2010: 28. The Mitfords

The Mitfords: Letters Between Six Sisters, Charlotte Mosely, ed.

      I really enjoyed this book, more than I had expected too.  It’s a collection of letters between the famous “Mitford girls”, and while I find them to be fascinating, generally (One’s a Nazi*! One’s a Commie! One’s a famous author! One’s a Duchess!), I didn’t think I’d end up caring enough to read all 800 pages of their letters.  In fact, I found them to be un-put-downable.  To read the sister’s reactions to the things that happened to them - Unity’s obsession and friendship with Hitler (and subsequent suicide attempt when England declared war on Germany), Diana’s time in prison during the Second World War, since she and her husband, Oswald Mosely were the leaders of the British Union of Fascists (and also good friends with Hitler), Nancy’s books being published (oh my lord, if you haven’t read Love in a Cold Climate or The Pursuit of Love, you must), Deborah becoming the Duchess of Devonshire - that alone would be fascinating.  However, even more interesting is watching their relationships change and shift as time passed.  
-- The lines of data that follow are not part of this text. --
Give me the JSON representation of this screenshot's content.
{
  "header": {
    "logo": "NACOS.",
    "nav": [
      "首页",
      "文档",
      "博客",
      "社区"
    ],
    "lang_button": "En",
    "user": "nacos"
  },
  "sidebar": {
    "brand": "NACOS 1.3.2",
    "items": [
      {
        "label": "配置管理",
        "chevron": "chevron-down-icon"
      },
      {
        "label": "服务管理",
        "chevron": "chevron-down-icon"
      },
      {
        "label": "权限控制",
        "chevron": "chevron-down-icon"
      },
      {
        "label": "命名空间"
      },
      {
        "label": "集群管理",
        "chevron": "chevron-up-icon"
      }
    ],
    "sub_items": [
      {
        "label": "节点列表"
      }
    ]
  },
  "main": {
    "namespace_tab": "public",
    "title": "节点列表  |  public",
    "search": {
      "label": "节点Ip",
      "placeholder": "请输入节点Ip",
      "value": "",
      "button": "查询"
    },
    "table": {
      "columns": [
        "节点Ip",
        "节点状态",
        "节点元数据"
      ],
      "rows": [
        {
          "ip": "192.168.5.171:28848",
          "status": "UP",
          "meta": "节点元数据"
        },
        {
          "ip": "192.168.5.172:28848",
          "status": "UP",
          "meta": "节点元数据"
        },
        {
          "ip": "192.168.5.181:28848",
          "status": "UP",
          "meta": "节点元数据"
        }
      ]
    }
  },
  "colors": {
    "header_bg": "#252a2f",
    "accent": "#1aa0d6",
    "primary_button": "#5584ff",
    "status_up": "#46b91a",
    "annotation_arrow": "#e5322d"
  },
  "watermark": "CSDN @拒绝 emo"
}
       My take away was poor Jessica - author of The American Way of Death, and let’s face it, the best of them, at least politically - who was really turned on by the others, after she ran away to America and became a leftist.  It turned her into an outsider, and they never really considered her one of them again.  Of course, it probably didn’t help that she decided, after the Second World War started that she would never speak to Diana, queen of the fascists again.  Politically principled, but can you imagine being able to follow through on such a thing? Don’t get me wrong - Diana and her husband had extremely offensive politics (they were married in Himmler’s apartment or somewhere equally appalling - and remained unapologetic), and Jessica’s 1) first husband was killed in action the Second World War and 2) second husband was Jewish, so you can see where she’s coming from.  But to (almost) never talk to a loved sister again - she was tough, and I can see how the other sisters would be hard on her.  But they were so mean in their letters - I hope she didn’t know how they really felt!


God, even if they weren’t famous (and they were really famous), the letters would be interesting just to watch the interactions of six sisters.  A great read.


Date/Place Completed:  June 2010; D.C.

Categories:  Non-Fiction

*Well, two.

© Carrie Dunsmore 2017